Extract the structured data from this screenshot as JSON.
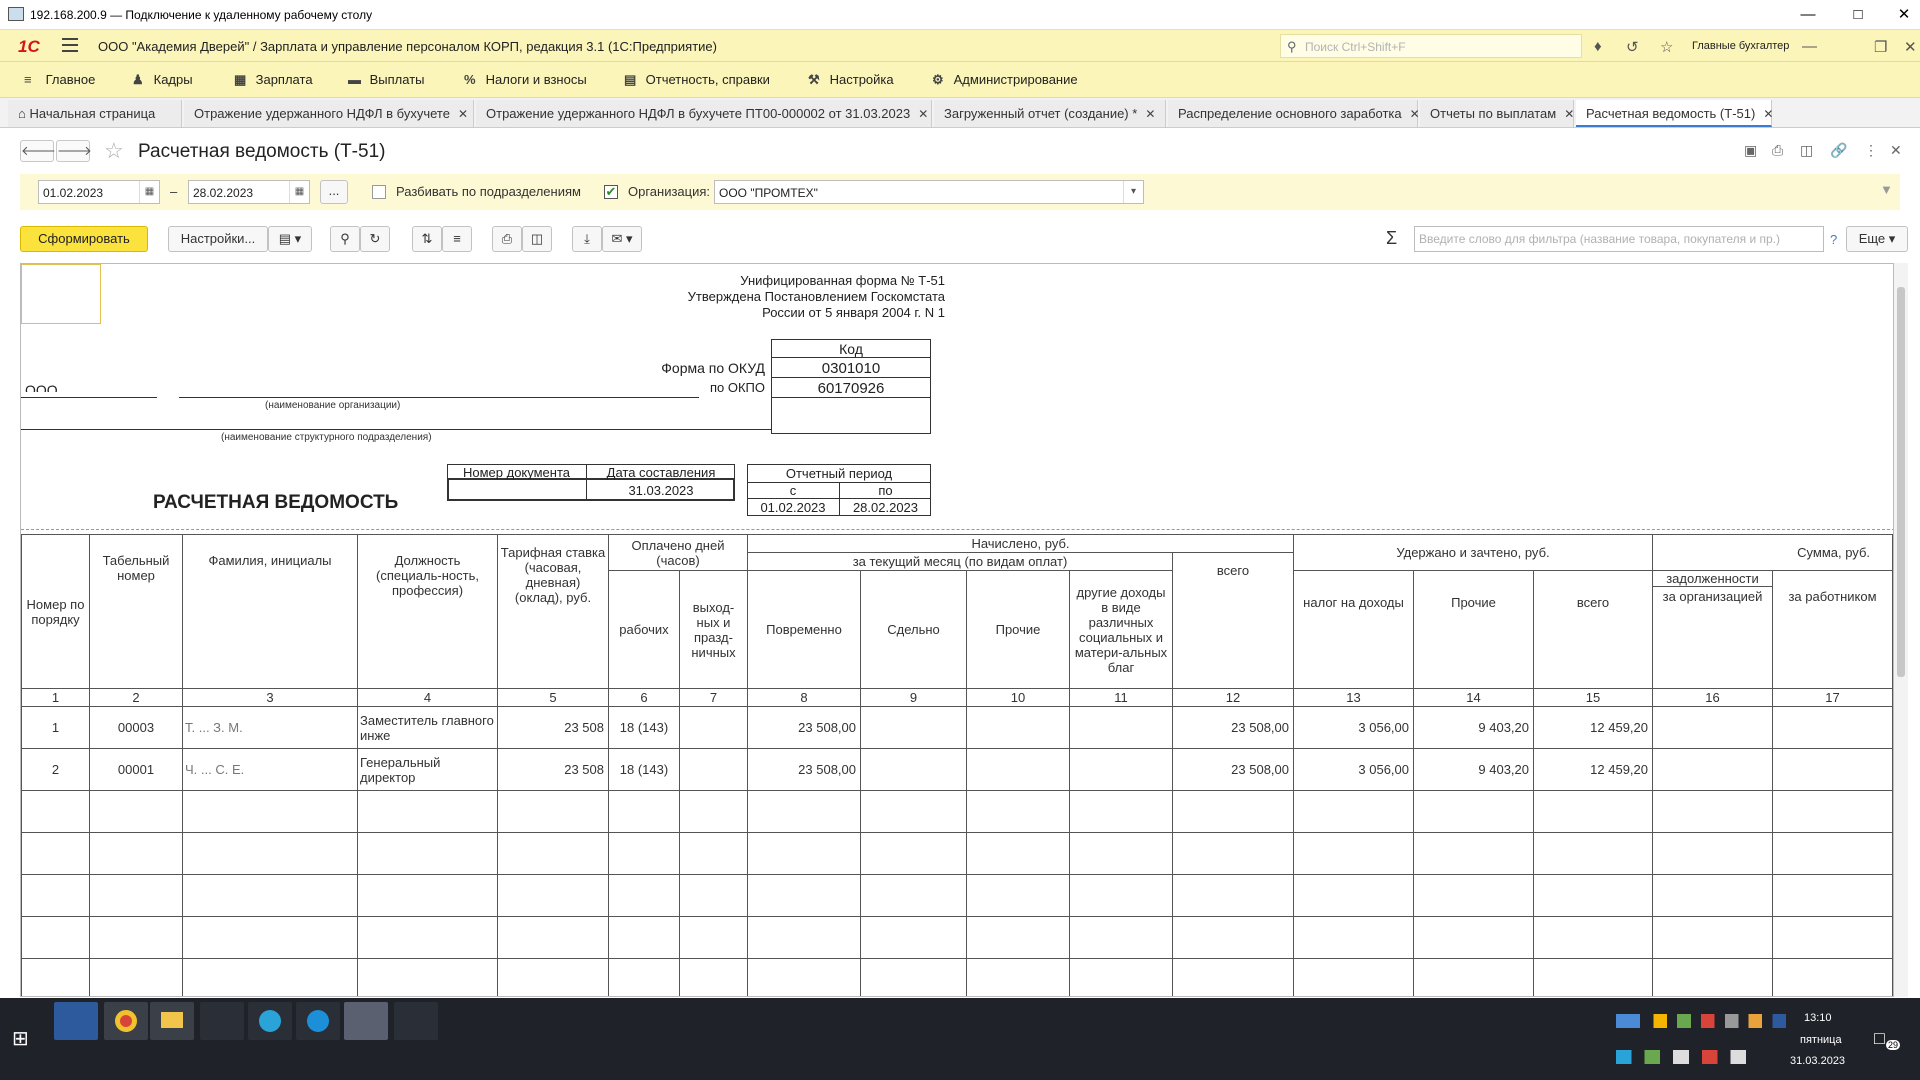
{
  "rdp": {
    "title": "192.168.200.9 — Подключение к удаленному рабочему столу"
  },
  "header": {
    "app_title": "ООО \"Академия Дверей\" / Зарплата и управление персоналом КОРП, редакция 3.1  (1С:Предприятие)",
    "search_placeholder": "Поиск Ctrl+Shift+F",
    "user": "Главные бухгалтер"
  },
  "sections": [
    "Главное",
    "Кадры",
    "Зарплата",
    "Выплаты",
    "Налоги и взносы",
    "Отчетность, справки",
    "Настройка",
    "Администрирование"
  ],
  "tabs": [
    {
      "label": "Начальная страница"
    },
    {
      "label": "Отражение удержанного НДФЛ в бухучете"
    },
    {
      "label": "Отражение удержанного НДФЛ в бухучете ПТ00-000002 от 31.03.2023"
    },
    {
      "label": "Загруженный отчет (создание) *"
    },
    {
      "label": "Распределение основного заработка"
    },
    {
      "label": "Отчеты по выплатам"
    },
    {
      "label": "Расчетная ведомость (Т-51)"
    }
  ],
  "form": {
    "title": "Расчетная ведомость (Т-51)",
    "date_from": "01.02.2023",
    "dash": "–",
    "date_to": "28.02.2023",
    "ellipsis": "...",
    "split_label": "Разбивать по подразделениям",
    "org_label": "Организация:",
    "org_value": "ООО \"ПРОМТЕХ\""
  },
  "toolbar": {
    "generate": "Сформировать",
    "settings": "Настройки...",
    "filter_placeholder": "Введите слово для фильтра (название товара, покупателя и пр.)",
    "help": "?",
    "more": "Еще"
  },
  "report": {
    "form_line1": "Унифицированная форма № Т-51",
    "form_line2": "Утверждена Постановлением Госкомстата",
    "form_line3": "России от 5 января 2004 г. N 1",
    "code_header": "Код",
    "okud_label": "Форма по ОКУД",
    "okud": "0301010",
    "okpo_label": "по ОКПО",
    "okpo": "60170926",
    "org_short": "ООО",
    "org_caption": "(наименование организации)",
    "dept_caption": "(наименование структурного подразделения)",
    "title": "РАСЧЕТНАЯ ВЕДОМОСТЬ",
    "doc_number_label": "Номер документа",
    "doc_date_label": "Дата составления",
    "doc_date": "31.03.2023",
    "period_label": "Отчетный период",
    "period_from_label": "с",
    "period_to_label": "по",
    "period_from": "01.02.2023",
    "period_to": "28.02.2023",
    "headers": {
      "n": "Номер по порядку",
      "tab": "Табельный номер",
      "fio": "Фамилия, инициалы",
      "pos": "Должность (специаль-ность, профессия)",
      "rate": "Тарифная ставка (часовая, дневная) (оклад), руб.",
      "paid": "Оплачено дней (часов)",
      "work": "рабочих",
      "holiday": "выход-ных и празд-ничных",
      "accrued": "Начислено, руб.",
      "current": "за текущий месяц (по видам оплат)",
      "time": "Повременно",
      "piece": "Сдельно",
      "other": "Прочие",
      "other_income": "другие доходы в виде различных социальных и матери-альных благ",
      "total": "всего",
      "withheld": "Удержано и зачтено, руб.",
      "tax": "налог на доходы",
      "w_other": "Прочие",
      "w_total": "всего",
      "sum": "Сумма, руб.",
      "debt": "задолженности",
      "by_org": "за организацией",
      "by_emp": "за работником"
    },
    "col_numbers": [
      "1",
      "2",
      "3",
      "4",
      "5",
      "6",
      "7",
      "8",
      "9",
      "10",
      "11",
      "12",
      "13",
      "14",
      "15",
      "16",
      "17"
    ],
    "rows": [
      {
        "n": "1",
        "tab": "00003",
        "fio": "Т. ... З. М.",
        "pos": "Заместитель главного инже",
        "rate": "23 508",
        "days": "18 (143)",
        "time": "23 508,00",
        "total": "23 508,00",
        "tax": "3 056,00",
        "w_other": "9 403,20",
        "w_total": "12 459,20"
      },
      {
        "n": "2",
        "tab": "00001",
        "fio": "Ч. ... С. Е.",
        "pos": "Генеральный директор",
        "rate": "23 508",
        "days": "18 (143)",
        "time": "23 508,00",
        "total": "23 508,00",
        "tax": "3 056,00",
        "w_other": "9 403,20",
        "w_total": "12 459,20"
      }
    ]
  },
  "tray": {
    "time": "13:10",
    "day": "пятница",
    "date": "31.03.2023",
    "notif": "29"
  }
}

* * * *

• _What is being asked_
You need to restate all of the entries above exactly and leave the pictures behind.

• _Exercise answer_
Extract the structured data from this screenshot as JSON.
{
  "rdp": {
    "title": "192.168.200.9 — Подключение к удаленному рабочему столу"
  },
  "header": {
    "app_title": "ООО \"Академия Дверей\" / Зарплата и управление персоналом КОРП, редакция 3.1  (1С:Предприятие)",
    "search_placeholder": "Поиск Ctrl+Shift+F",
    "user": "Главные бухгалтер"
  },
  "sections": [
    "Главное",
    "Кадры",
    "Зарплата",
    "Выплаты",
    "Налоги и взносы",
    "Отчетность, справки",
    "Настройка",
    "Администрирование"
  ],
  "tabs": [
    {
      "label": "Начальная страница"
    },
    {
      "label": "Отражение удержанного НДФЛ в бухучете"
    },
    {
      "label": "Отражение удержанного НДФЛ в бухучете ПТ00-000002 от 31.03.2023"
    },
    {
      "label": "Загруженный отчет (создание) *"
    },
    {
      "label": "Распределение основного заработка"
    },
    {
      "label": "Отчеты по выплатам"
    },
    {
      "label": "Расчетная ведомость (Т-51)"
    }
  ],
  "form": {
    "title": "Расчетная ведомость (Т-51)",
    "date_from": "01.02.2023",
    "dash": "–",
    "date_to": "28.02.2023",
    "ellipsis": "...",
    "split_label": "Разбивать по подразделениям",
    "org_label": "Организация:",
    "org_value": "ООО \"ПРОМТЕХ\""
  },
  "toolbar": {
    "generate": "Сформировать",
    "settings": "Настройки...",
    "filter_placeholder": "Введите слово для фильтра (название товара, покупателя и пр.)",
    "help": "?",
    "more": "Еще"
  },
  "report": {
    "form_line1": "Унифицированная форма № Т-51",
    "form_line2": "Утверждена Постановлением Госкомстата",
    "form_line3": "России от 5 января 2004 г. N 1",
    "code_header": "Код",
    "okud_label": "Форма по ОКУД",
    "okud": "0301010",
    "okpo_label": "по ОКПО",
    "okpo": "60170926",
    "org_short": "ООО",
    "org_caption": "(наименование организации)",
    "dept_caption": "(наименование структурного подразделения)",
    "title": "РАСЧЕТНАЯ ВЕДОМОСТЬ",
    "doc_number_label": "Номер документа",
    "doc_date_label": "Дата составления",
    "doc_date": "31.03.2023",
    "period_label": "Отчетный период",
    "period_from_label": "с",
    "period_to_label": "по",
    "period_from": "01.02.2023",
    "period_to": "28.02.2023",
    "headers": {
      "n": "Номер по порядку",
      "tab": "Табельный номер",
      "fio": "Фамилия, инициалы",
      "pos": "Должность (специаль-ность, профессия)",
      "rate": "Тарифная ставка (часовая, дневная) (оклад), руб.",
      "paid": "Оплачено дней (часов)",
      "work": "рабочих",
      "holiday": "выход-ных и празд-ничных",
      "accrued": "Начислено, руб.",
      "current": "за текущий месяц (по видам оплат)",
      "time": "Повременно",
      "piece": "Сдельно",
      "other": "Прочие",
      "other_income": "другие доходы в виде различных социальных и матери-альных благ",
      "total": "всего",
      "withheld": "Удержано и зачтено, руб.",
      "tax": "налог на доходы",
      "w_other": "Прочие",
      "w_total": "всего",
      "sum": "Сумма, руб.",
      "debt": "задолженности",
      "by_org": "за организацией",
      "by_emp": "за работником"
    },
    "col_numbers": [
      "1",
      "2",
      "3",
      "4",
      "5",
      "6",
      "7",
      "8",
      "9",
      "10",
      "11",
      "12",
      "13",
      "14",
      "15",
      "16",
      "17"
    ],
    "rows": [
      {
        "n": "1",
        "tab": "00003",
        "fio": "Т. ... З. М.",
        "pos": "Заместитель главного инже",
        "rate": "23 508",
        "days": "18 (143)",
        "time": "23 508,00",
        "total": "23 508,00",
        "tax": "3 056,00",
        "w_other": "9 403,20",
        "w_total": "12 459,20"
      },
      {
        "n": "2",
        "tab": "00001",
        "fio": "Ч. ... С. Е.",
        "pos": "Генеральный директор",
        "rate": "23 508",
        "days": "18 (143)",
        "time": "23 508,00",
        "total": "23 508,00",
        "tax": "3 056,00",
        "w_other": "9 403,20",
        "w_total": "12 459,20"
      }
    ]
  },
  "tray": {
    "time": "13:10",
    "day": "пятница",
    "date": "31.03.2023",
    "notif": "29"
  }
}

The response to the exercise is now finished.